[What is being asked] Lines of the material that include the string "body" should be returned.

[Listed records]

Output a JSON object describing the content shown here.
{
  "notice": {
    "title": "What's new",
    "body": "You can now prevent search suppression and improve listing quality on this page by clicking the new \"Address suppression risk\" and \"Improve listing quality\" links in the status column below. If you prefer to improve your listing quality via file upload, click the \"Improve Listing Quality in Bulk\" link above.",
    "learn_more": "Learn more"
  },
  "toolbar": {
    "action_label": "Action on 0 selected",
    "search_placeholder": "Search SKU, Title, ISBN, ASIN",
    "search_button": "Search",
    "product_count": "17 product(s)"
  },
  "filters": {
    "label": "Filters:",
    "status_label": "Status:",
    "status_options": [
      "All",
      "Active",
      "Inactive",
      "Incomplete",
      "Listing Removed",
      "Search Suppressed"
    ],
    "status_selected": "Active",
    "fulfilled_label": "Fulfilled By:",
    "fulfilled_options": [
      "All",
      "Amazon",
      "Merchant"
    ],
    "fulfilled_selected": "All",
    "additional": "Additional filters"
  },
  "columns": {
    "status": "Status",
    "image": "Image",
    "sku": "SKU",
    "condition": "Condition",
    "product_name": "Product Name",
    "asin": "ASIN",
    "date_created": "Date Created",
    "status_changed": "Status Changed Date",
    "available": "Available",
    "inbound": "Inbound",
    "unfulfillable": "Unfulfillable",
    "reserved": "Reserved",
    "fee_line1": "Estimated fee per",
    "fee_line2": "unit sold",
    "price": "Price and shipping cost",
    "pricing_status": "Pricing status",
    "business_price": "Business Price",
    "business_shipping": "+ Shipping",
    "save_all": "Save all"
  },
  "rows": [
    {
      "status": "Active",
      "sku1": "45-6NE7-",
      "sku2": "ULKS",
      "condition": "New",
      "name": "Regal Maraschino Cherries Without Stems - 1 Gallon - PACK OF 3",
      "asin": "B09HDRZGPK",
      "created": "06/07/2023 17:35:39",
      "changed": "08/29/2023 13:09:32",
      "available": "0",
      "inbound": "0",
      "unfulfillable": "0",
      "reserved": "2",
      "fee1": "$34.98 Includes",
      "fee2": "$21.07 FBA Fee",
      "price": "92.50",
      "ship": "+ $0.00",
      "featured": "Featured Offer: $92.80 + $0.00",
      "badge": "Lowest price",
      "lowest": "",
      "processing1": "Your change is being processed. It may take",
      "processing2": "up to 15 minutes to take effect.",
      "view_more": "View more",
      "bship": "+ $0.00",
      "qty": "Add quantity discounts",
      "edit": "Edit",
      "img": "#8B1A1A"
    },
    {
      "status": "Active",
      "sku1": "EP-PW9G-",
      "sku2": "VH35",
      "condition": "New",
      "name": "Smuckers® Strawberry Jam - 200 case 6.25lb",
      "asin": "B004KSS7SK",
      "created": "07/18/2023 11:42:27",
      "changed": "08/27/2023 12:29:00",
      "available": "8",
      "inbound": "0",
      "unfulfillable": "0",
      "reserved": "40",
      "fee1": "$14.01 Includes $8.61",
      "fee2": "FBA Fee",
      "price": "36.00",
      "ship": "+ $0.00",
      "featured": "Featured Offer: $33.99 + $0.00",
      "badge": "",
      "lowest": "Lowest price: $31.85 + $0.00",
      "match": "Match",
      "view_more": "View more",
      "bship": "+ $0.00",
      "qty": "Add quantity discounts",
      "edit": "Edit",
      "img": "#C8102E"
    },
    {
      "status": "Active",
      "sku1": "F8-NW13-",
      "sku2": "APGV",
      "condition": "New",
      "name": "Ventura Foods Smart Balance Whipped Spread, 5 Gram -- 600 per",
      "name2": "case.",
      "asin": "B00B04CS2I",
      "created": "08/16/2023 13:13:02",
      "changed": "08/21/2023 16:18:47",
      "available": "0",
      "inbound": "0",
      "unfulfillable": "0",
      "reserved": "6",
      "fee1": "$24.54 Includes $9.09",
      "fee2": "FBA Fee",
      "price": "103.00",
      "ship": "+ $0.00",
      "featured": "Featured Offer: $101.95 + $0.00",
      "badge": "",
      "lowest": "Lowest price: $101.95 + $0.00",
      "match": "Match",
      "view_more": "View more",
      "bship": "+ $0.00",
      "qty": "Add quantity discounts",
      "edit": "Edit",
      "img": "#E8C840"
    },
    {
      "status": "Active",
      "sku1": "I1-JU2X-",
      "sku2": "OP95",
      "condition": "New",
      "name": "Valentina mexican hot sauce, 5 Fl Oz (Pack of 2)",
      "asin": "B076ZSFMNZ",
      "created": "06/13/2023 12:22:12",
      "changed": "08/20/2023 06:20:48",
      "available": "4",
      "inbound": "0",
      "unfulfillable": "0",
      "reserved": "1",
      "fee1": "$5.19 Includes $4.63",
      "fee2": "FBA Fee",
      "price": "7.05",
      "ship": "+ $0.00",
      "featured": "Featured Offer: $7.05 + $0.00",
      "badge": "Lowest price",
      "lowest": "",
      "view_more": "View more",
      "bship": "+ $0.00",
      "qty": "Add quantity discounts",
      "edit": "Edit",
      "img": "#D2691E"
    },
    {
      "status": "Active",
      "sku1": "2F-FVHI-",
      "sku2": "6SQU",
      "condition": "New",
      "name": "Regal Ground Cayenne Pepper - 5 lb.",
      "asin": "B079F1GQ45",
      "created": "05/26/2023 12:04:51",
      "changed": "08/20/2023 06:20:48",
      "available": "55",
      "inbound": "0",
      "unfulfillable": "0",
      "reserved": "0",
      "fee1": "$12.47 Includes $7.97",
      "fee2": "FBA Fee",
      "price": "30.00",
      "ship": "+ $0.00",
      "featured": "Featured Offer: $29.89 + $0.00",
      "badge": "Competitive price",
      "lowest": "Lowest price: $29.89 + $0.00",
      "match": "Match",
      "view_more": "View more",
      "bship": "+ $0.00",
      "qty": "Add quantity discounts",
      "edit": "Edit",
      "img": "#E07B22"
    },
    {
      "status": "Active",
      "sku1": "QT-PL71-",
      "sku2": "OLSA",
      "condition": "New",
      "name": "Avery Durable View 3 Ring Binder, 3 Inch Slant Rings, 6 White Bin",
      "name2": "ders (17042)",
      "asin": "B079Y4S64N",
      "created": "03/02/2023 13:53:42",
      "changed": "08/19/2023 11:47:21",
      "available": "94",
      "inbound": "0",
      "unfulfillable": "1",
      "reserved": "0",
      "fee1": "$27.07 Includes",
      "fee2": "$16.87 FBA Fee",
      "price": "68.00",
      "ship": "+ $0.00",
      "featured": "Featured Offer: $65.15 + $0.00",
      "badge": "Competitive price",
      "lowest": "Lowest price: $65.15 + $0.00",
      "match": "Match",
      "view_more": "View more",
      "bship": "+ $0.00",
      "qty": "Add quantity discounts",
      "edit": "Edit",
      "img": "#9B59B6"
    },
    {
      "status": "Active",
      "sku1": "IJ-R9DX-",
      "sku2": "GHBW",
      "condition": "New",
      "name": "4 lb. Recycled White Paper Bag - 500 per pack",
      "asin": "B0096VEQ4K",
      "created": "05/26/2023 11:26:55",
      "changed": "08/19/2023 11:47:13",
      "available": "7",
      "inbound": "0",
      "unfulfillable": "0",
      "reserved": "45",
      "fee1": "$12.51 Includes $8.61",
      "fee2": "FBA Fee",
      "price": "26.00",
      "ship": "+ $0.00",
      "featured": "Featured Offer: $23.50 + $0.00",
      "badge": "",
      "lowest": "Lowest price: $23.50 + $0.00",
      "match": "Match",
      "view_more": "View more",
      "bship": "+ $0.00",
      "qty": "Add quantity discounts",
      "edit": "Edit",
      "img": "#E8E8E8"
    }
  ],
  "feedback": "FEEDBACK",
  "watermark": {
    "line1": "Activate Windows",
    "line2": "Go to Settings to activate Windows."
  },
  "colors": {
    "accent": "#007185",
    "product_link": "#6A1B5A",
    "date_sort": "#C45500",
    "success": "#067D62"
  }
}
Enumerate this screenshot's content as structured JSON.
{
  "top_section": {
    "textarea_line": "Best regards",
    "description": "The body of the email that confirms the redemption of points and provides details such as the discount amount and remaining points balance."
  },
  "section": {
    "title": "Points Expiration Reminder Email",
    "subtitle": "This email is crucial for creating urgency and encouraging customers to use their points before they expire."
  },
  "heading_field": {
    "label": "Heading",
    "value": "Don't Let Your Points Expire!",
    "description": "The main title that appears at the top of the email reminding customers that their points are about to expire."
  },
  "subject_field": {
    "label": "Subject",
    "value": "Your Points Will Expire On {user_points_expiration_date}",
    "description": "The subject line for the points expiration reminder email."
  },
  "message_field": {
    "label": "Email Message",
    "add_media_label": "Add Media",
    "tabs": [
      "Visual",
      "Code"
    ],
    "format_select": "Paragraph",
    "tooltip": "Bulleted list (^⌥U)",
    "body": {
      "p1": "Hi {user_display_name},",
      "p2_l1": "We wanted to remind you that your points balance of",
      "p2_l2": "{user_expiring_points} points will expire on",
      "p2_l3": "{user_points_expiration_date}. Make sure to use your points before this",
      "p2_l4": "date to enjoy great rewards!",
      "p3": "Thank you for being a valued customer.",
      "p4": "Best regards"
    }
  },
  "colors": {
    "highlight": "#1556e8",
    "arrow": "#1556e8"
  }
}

[The completed task]
    "body": "You can now prevent search suppression and improve listing quality on this page by clicking the new \"Address suppression risk\" and \"Improve listing quality\" links in the status column below. If you prefer to improve your listing quality via file upload, click the \"Improve Listing Quality in Bulk\" link above.",
    "description": "The body of the email that confirms the redemption of points and provides details such as the discount amount and remaining points balance."
    "body": {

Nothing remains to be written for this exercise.